10 Significant Risk Factors When Investing in a Company

Management Decisions
Steve Jobs gives an update at a press conference in 2010. After the CEO of Apple passed away in 2011, some investment experts wondered about the future of the company. Ryan Anson/AFP/Getty Images

There's a reason why CEOs, presidents and chairmen of the board get paid the big bucks. Top-level management is responsible for making the decisions that can result in huge profits or crushing losses. Sure, their decisions are based on data and advice generated by in-house staff and teams of outside consultants, but the buck has to stop somewhere. Before you invest in a company, you should get to know its leadership team and its penchant for making risky decisions.

Experience is a good place to start.
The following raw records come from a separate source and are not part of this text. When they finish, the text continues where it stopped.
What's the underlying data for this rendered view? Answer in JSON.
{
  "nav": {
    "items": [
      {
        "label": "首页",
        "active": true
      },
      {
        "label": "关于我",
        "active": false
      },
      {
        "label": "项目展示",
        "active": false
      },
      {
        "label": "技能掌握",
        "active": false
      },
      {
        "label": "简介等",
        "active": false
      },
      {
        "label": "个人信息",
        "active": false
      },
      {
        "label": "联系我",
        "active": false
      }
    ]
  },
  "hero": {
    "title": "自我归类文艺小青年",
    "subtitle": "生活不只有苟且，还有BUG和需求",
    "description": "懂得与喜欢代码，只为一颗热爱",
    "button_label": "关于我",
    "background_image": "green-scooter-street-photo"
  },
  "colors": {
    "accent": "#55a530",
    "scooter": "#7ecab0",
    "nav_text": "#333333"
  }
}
Where have the top managers worked before? Did they successfully helm a similar type of business? Have they shown loyalty by sticking with the same firm for a number of years, or have they bounced around from job to job? Google their names and see what the press has to say. Have they been implicated in any civil lawsuits? Have they been charged or convicted of any crimes? A checkered past isn't necessarily a deal breaker, but it raises the risk level for future bad decisions.

Also remember that even charismatic, visionary leaders can have a downside. What happens when they leave? The passing of Steve Jobs in 2011 is one of many factors that have some investment experts predicting an imminent crash for Apple stock [source: Wasik]. And leaders with too much self-confidence can lead to risky decisions. A 2013 study of CEO signatures found that those with the largest signatures — a sign of narcissism — were prone to "overinvestment," spending too much on fast growth, capital expenditures and pet projects, while letting revenues slide [source: Ham et al.].